Work instructions |
Except for the pictures, output the records in full and exactly.

Material for this exercise Start Marker

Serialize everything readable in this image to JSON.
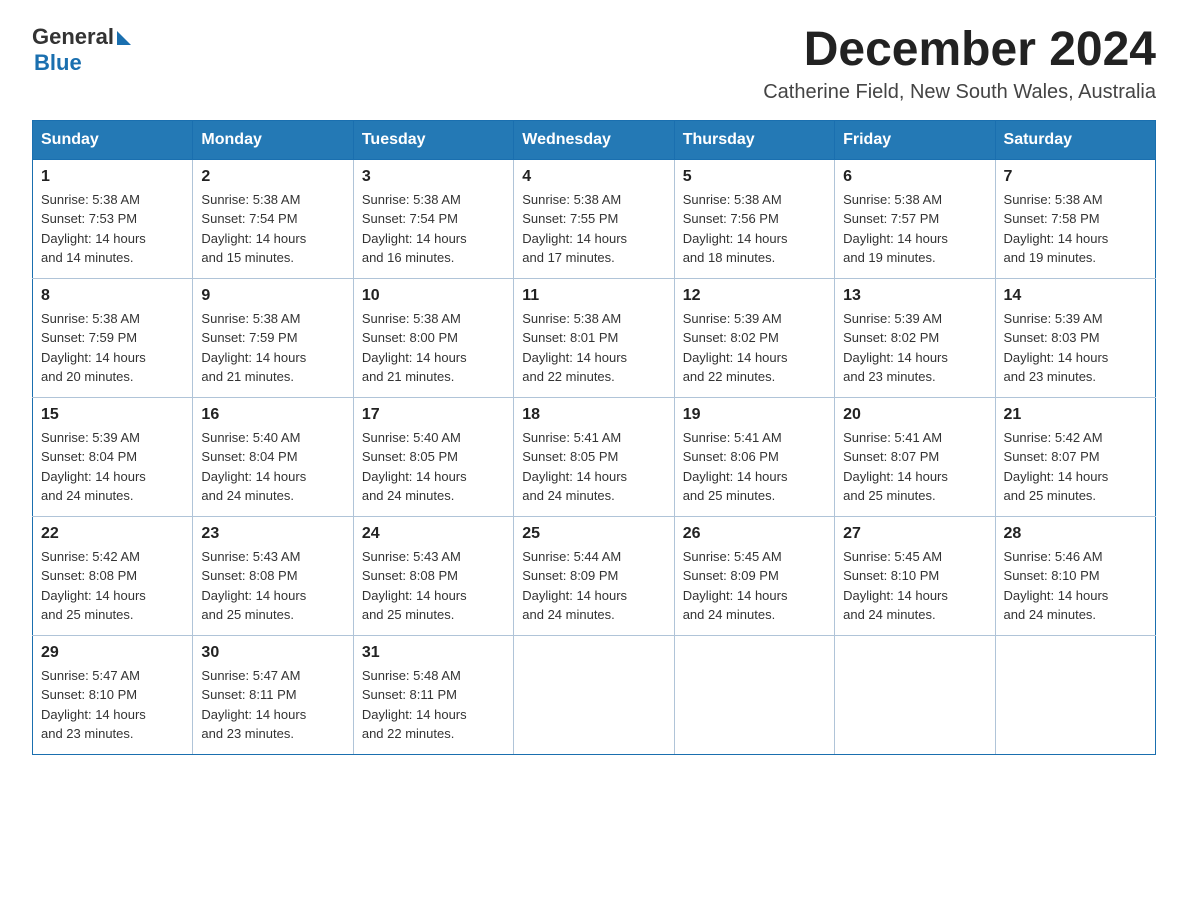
{
  "header": {
    "logo_general": "General",
    "logo_blue": "Blue",
    "month_year": "December 2024",
    "location": "Catherine Field, New South Wales, Australia"
  },
  "days_of_week": [
    "Sunday",
    "Monday",
    "Tuesday",
    "Wednesday",
    "Thursday",
    "Friday",
    "Saturday"
  ],
  "weeks": [
    [
      {
        "day": 1,
        "sunrise": "5:38 AM",
        "sunset": "7:53 PM",
        "daylight": "14 hours and 14 minutes."
      },
      {
        "day": 2,
        "sunrise": "5:38 AM",
        "sunset": "7:54 PM",
        "daylight": "14 hours and 15 minutes."
      },
      {
        "day": 3,
        "sunrise": "5:38 AM",
        "sunset": "7:54 PM",
        "daylight": "14 hours and 16 minutes."
      },
      {
        "day": 4,
        "sunrise": "5:38 AM",
        "sunset": "7:55 PM",
        "daylight": "14 hours and 17 minutes."
      },
      {
        "day": 5,
        "sunrise": "5:38 AM",
        "sunset": "7:56 PM",
        "daylight": "14 hours and 18 minutes."
      },
      {
        "day": 6,
        "sunrise": "5:38 AM",
        "sunset": "7:57 PM",
        "daylight": "14 hours and 19 minutes."
      },
      {
        "day": 7,
        "sunrise": "5:38 AM",
        "sunset": "7:58 PM",
        "daylight": "14 hours and 19 minutes."
      }
    ],
    [
      {
        "day": 8,
        "sunrise": "5:38 AM",
        "sunset": "7:59 PM",
        "daylight": "14 hours and 20 minutes."
      },
      {
        "day": 9,
        "sunrise": "5:38 AM",
        "sunset": "7:59 PM",
        "daylight": "14 hours and 21 minutes."
      },
      {
        "day": 10,
        "sunrise": "5:38 AM",
        "sunset": "8:00 PM",
        "daylight": "14 hours and 21 minutes."
      },
      {
        "day": 11,
        "sunrise": "5:38 AM",
        "sunset": "8:01 PM",
        "daylight": "14 hours and 22 minutes."
      },
      {
        "day": 12,
        "sunrise": "5:39 AM",
        "sunset": "8:02 PM",
        "daylight": "14 hours and 22 minutes."
      },
      {
        "day": 13,
        "sunrise": "5:39 AM",
        "sunset": "8:02 PM",
        "daylight": "14 hours and 23 minutes."
      },
      {
        "day": 14,
        "sunrise": "5:39 AM",
        "sunset": "8:03 PM",
        "daylight": "14 hours and 23 minutes."
      }
    ],
    [
      {
        "day": 15,
        "sunrise": "5:39 AM",
        "sunset": "8:04 PM",
        "daylight": "14 hours and 24 minutes."
      },
      {
        "day": 16,
        "sunrise": "5:40 AM",
        "sunset": "8:04 PM",
        "daylight": "14 hours and 24 minutes."
      },
      {
        "day": 17,
        "sunrise": "5:40 AM",
        "sunset": "8:05 PM",
        "daylight": "14 hours and 24 minutes."
      },
      {
        "day": 18,
        "sunrise": "5:41 AM",
        "sunset": "8:05 PM",
        "daylight": "14 hours and 24 minutes."
      },
      {
        "day": 19,
        "sunrise": "5:41 AM",
        "sunset": "8:06 PM",
        "daylight": "14 hours and 25 minutes."
      },
      {
        "day": 20,
        "sunrise": "5:41 AM",
        "sunset": "8:07 PM",
        "daylight": "14 hours and 25 minutes."
      },
      {
        "day": 21,
        "sunrise": "5:42 AM",
        "sunset": "8:07 PM",
        "daylight": "14 hours and 25 minutes."
      }
    ],
    [
      {
        "day": 22,
        "sunrise": "5:42 AM",
        "sunset": "8:08 PM",
        "daylight": "14 hours and 25 minutes."
      },
      {
        "day": 23,
        "sunrise": "5:43 AM",
        "sunset": "8:08 PM",
        "daylight": "14 hours and 25 minutes."
      },
      {
        "day": 24,
        "sunrise": "5:43 AM",
        "sunset": "8:08 PM",
        "daylight": "14 hours and 25 minutes."
      },
      {
        "day": 25,
        "sunrise": "5:44 AM",
        "sunset": "8:09 PM",
        "daylight": "14 hours and 24 minutes."
      },
      {
        "day": 26,
        "sunrise": "5:45 AM",
        "sunset": "8:09 PM",
        "daylight": "14 hours and 24 minutes."
      },
      {
        "day": 27,
        "sunrise": "5:45 AM",
        "sunset": "8:10 PM",
        "daylight": "14 hours and 24 minutes."
      },
      {
        "day": 28,
        "sunrise": "5:46 AM",
        "sunset": "8:10 PM",
        "daylight": "14 hours and 24 minutes."
      }
    ],
    [
      {
        "day": 29,
        "sunrise": "5:47 AM",
        "sunset": "8:10 PM",
        "daylight": "14 hours and 23 minutes."
      },
      {
        "day": 30,
        "sunrise": "5:47 AM",
        "sunset": "8:11 PM",
        "daylight": "14 hours and 23 minutes."
      },
      {
        "day": 31,
        "sunrise": "5:48 AM",
        "sunset": "8:11 PM",
        "daylight": "14 hours and 22 minutes."
      },
      null,
      null,
      null,
      null
    ]
  ],
  "labels": {
    "sunrise": "Sunrise:",
    "sunset": "Sunset:",
    "daylight": "Daylight:"
  }
}
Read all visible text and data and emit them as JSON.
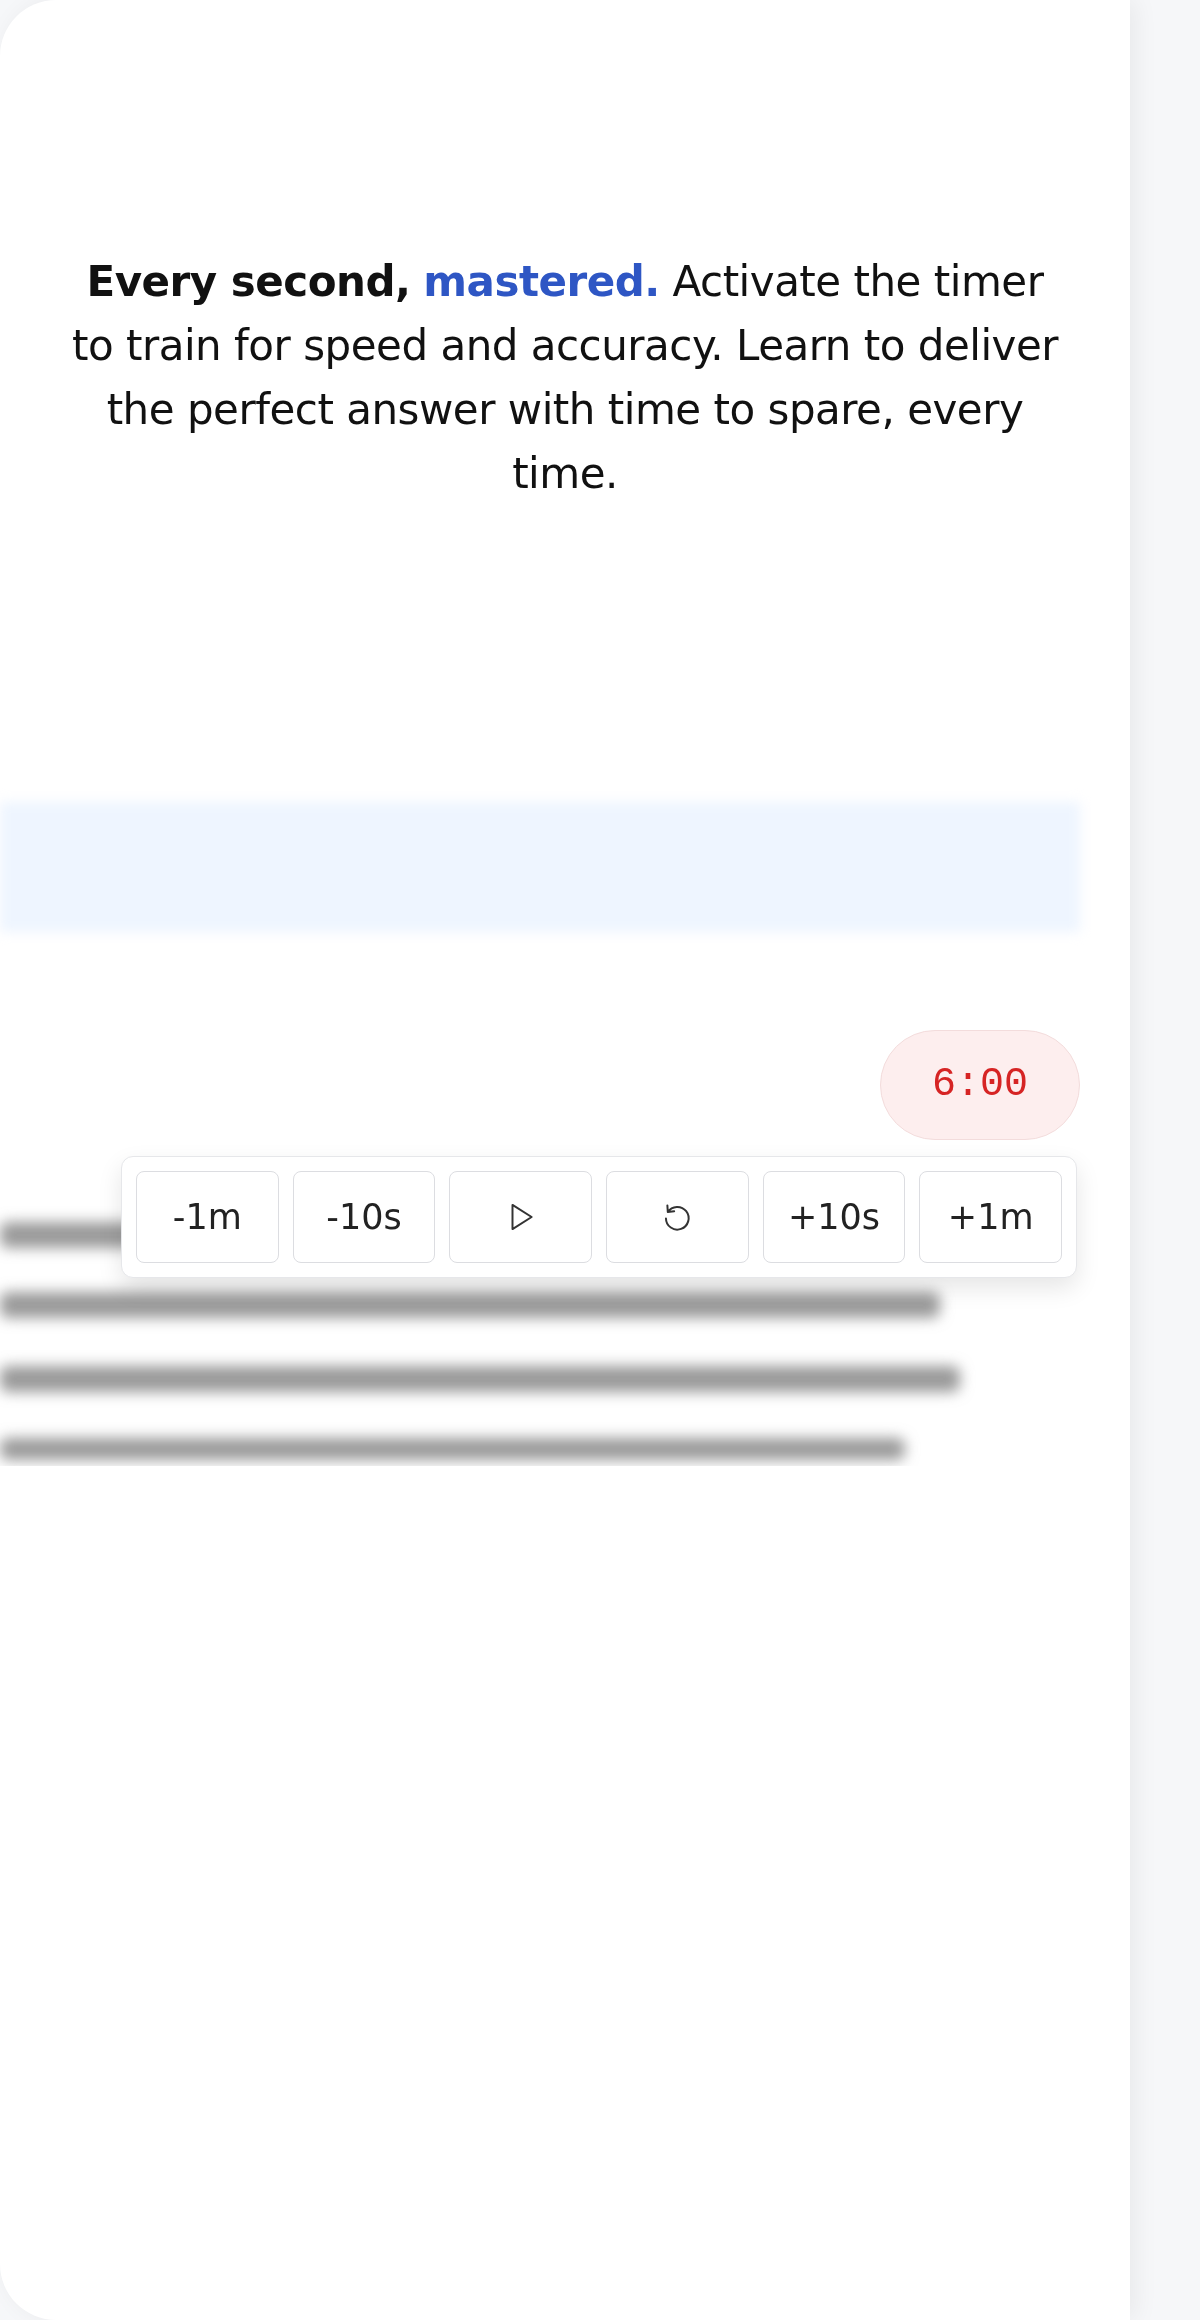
{
  "headline": {
    "lead": "Every second,",
    "highlight": "mastered.",
    "body": "Activate the timer to train for speed and accuracy. Learn to deliver the perfect answer with time to spare, every time."
  },
  "timer": {
    "display": "6:00"
  },
  "controls": [
    {
      "kind": "text",
      "label": "-1m"
    },
    {
      "kind": "text",
      "label": "-10s"
    },
    {
      "kind": "play"
    },
    {
      "kind": "reset"
    },
    {
      "kind": "text",
      "label": "+10s"
    },
    {
      "kind": "text",
      "label": "+1m"
    }
  ]
}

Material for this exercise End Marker

Expected answer |
Serialize everything readable in this image to JSON.
{
  "header": {
    "logo_general": "General",
    "logo_blue": "Blue",
    "month_year": "December 2024",
    "location": "Catherine Field, New South Wales, Australia"
  },
  "days_of_week": [
    "Sunday",
    "Monday",
    "Tuesday",
    "Wednesday",
    "Thursday",
    "Friday",
    "Saturday"
  ],
  "weeks": [
    [
      {
        "day": 1,
        "sunrise": "5:38 AM",
        "sunset": "7:53 PM",
        "daylight": "14 hours and 14 minutes."
      },
      {
        "day": 2,
        "sunrise": "5:38 AM",
        "sunset": "7:54 PM",
        "daylight": "14 hours and 15 minutes."
      },
      {
        "day": 3,
        "sunrise": "5:38 AM",
        "sunset": "7:54 PM",
        "daylight": "14 hours and 16 minutes."
      },
      {
        "day": 4,
        "sunrise": "5:38 AM",
        "sunset": "7:55 PM",
        "daylight": "14 hours and 17 minutes."
      },
      {
        "day": 5,
        "sunrise": "5:38 AM",
        "sunset": "7:56 PM",
        "daylight": "14 hours and 18 minutes."
      },
      {
        "day": 6,
        "sunrise": "5:38 AM",
        "sunset": "7:57 PM",
        "daylight": "14 hours and 19 minutes."
      },
      {
        "day": 7,
        "sunrise": "5:38 AM",
        "sunset": "7:58 PM",
        "daylight": "14 hours and 19 minutes."
      }
    ],
    [
      {
        "day": 8,
        "sunrise": "5:38 AM",
        "sunset": "7:59 PM",
        "daylight": "14 hours and 20 minutes."
      },
      {
        "day": 9,
        "sunrise": "5:38 AM",
        "sunset": "7:59 PM",
        "daylight": "14 hours and 21 minutes."
      },
      {
        "day": 10,
        "sunrise": "5:38 AM",
        "sunset": "8:00 PM",
        "daylight": "14 hours and 21 minutes."
      },
      {
        "day": 11,
        "sunrise": "5:38 AM",
        "sunset": "8:01 PM",
        "daylight": "14 hours and 22 minutes."
      },
      {
        "day": 12,
        "sunrise": "5:39 AM",
        "sunset": "8:02 PM",
        "daylight": "14 hours and 22 minutes."
      },
      {
        "day": 13,
        "sunrise": "5:39 AM",
        "sunset": "8:02 PM",
        "daylight": "14 hours and 23 minutes."
      },
      {
        "day": 14,
        "sunrise": "5:39 AM",
        "sunset": "8:03 PM",
        "daylight": "14 hours and 23 minutes."
      }
    ],
    [
      {
        "day": 15,
        "sunrise": "5:39 AM",
        "sunset": "8:04 PM",
        "daylight": "14 hours and 24 minutes."
      },
      {
        "day": 16,
        "sunrise": "5:40 AM",
        "sunset": "8:04 PM",
        "daylight": "14 hours and 24 minutes."
      },
      {
        "day": 17,
        "sunrise": "5:40 AM",
        "sunset": "8:05 PM",
        "daylight": "14 hours and 24 minutes."
      },
      {
        "day": 18,
        "sunrise": "5:41 AM",
        "sunset": "8:05 PM",
        "daylight": "14 hours and 24 minutes."
      },
      {
        "day": 19,
        "sunrise": "5:41 AM",
        "sunset": "8:06 PM",
        "daylight": "14 hours and 25 minutes."
      },
      {
        "day": 20,
        "sunrise": "5:41 AM",
        "sunset": "8:07 PM",
        "daylight": "14 hours and 25 minutes."
      },
      {
        "day": 21,
        "sunrise": "5:42 AM",
        "sunset": "8:07 PM",
        "daylight": "14 hours and 25 minutes."
      }
    ],
    [
      {
        "day": 22,
        "sunrise": "5:42 AM",
        "sunset": "8:08 PM",
        "daylight": "14 hours and 25 minutes."
      },
      {
        "day": 23,
        "sunrise": "5:43 AM",
        "sunset": "8:08 PM",
        "daylight": "14 hours and 25 minutes."
      },
      {
        "day": 24,
        "sunrise": "5:43 AM",
        "sunset": "8:08 PM",
        "daylight": "14 hours and 25 minutes."
      },
      {
        "day": 25,
        "sunrise": "5:44 AM",
        "sunset": "8:09 PM",
        "daylight": "14 hours and 24 minutes."
      },
      {
        "day": 26,
        "sunrise": "5:45 AM",
        "sunset": "8:09 PM",
        "daylight": "14 hours and 24 minutes."
      },
      {
        "day": 27,
        "sunrise": "5:45 AM",
        "sunset": "8:10 PM",
        "daylight": "14 hours and 24 minutes."
      },
      {
        "day": 28,
        "sunrise": "5:46 AM",
        "sunset": "8:10 PM",
        "daylight": "14 hours and 24 minutes."
      }
    ],
    [
      {
        "day": 29,
        "sunrise": "5:47 AM",
        "sunset": "8:10 PM",
        "daylight": "14 hours and 23 minutes."
      },
      {
        "day": 30,
        "sunrise": "5:47 AM",
        "sunset": "8:11 PM",
        "daylight": "14 hours and 23 minutes."
      },
      {
        "day": 31,
        "sunrise": "5:48 AM",
        "sunset": "8:11 PM",
        "daylight": "14 hours and 22 minutes."
      },
      null,
      null,
      null,
      null
    ]
  ],
  "labels": {
    "sunrise": "Sunrise:",
    "sunset": "Sunset:",
    "daylight": "Daylight:"
  }
}
Read all visible text and data and emit them as JSON.
{
  "headline": {
    "lead": "Every second,",
    "highlight": "mastered.",
    "body": "Activate the timer to train for speed and accuracy. Learn to deliver the perfect answer with time to spare, every time."
  },
  "timer": {
    "display": "6:00"
  },
  "controls": [
    {
      "kind": "text",
      "label": "-1m"
    },
    {
      "kind": "text",
      "label": "-10s"
    },
    {
      "kind": "play"
    },
    {
      "kind": "reset"
    },
    {
      "kind": "text",
      "label": "+10s"
    },
    {
      "kind": "text",
      "label": "+1m"
    }
  ]
}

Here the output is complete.